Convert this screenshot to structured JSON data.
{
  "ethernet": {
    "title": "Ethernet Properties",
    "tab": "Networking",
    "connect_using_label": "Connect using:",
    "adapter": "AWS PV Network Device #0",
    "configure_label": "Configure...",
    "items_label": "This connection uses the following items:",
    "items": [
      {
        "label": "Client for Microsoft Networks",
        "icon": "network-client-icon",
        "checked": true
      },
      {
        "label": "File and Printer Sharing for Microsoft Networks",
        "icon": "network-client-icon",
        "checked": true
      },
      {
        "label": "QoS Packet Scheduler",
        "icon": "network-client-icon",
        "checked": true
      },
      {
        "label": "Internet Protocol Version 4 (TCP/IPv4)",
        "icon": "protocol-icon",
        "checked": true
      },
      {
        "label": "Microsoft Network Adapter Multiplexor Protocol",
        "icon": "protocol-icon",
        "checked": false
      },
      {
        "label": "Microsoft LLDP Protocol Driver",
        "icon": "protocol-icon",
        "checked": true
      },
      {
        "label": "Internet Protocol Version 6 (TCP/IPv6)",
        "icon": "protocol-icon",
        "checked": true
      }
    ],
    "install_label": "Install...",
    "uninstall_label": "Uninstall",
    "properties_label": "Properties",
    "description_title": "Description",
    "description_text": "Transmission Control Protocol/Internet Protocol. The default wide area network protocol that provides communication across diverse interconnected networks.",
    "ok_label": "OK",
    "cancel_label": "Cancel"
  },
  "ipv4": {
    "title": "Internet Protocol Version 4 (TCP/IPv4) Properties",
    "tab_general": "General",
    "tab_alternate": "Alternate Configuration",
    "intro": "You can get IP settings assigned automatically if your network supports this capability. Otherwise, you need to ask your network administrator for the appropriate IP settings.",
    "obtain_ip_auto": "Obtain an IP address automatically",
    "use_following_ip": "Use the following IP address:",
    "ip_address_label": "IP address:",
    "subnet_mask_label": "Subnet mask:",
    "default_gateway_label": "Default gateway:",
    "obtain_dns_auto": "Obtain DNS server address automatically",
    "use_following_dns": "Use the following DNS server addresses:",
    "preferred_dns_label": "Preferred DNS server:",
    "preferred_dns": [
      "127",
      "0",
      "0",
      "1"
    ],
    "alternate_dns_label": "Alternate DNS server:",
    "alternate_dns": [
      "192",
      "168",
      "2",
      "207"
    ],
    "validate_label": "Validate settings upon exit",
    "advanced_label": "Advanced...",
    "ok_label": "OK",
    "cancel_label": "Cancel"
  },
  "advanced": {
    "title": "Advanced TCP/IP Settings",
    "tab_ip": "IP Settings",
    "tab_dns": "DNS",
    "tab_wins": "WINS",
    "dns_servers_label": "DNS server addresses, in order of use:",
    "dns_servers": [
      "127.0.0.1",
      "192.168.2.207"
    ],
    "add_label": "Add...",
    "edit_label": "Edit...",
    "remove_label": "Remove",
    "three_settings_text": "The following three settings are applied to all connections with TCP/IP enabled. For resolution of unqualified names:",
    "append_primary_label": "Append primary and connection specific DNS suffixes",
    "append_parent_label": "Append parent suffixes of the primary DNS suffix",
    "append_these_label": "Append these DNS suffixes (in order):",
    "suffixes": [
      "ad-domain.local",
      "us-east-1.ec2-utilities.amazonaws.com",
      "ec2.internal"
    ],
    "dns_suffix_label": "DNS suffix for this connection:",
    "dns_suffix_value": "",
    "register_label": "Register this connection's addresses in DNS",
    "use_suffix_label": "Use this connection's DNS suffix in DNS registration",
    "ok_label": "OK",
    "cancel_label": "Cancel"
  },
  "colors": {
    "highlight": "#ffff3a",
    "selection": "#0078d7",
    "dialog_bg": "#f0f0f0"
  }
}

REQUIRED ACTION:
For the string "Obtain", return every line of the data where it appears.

THE ANSWER:
    "obtain_ip_auto": "Obtain an IP address automatically",
    "obtain_dns_auto": "Obtain DNS server address automatically",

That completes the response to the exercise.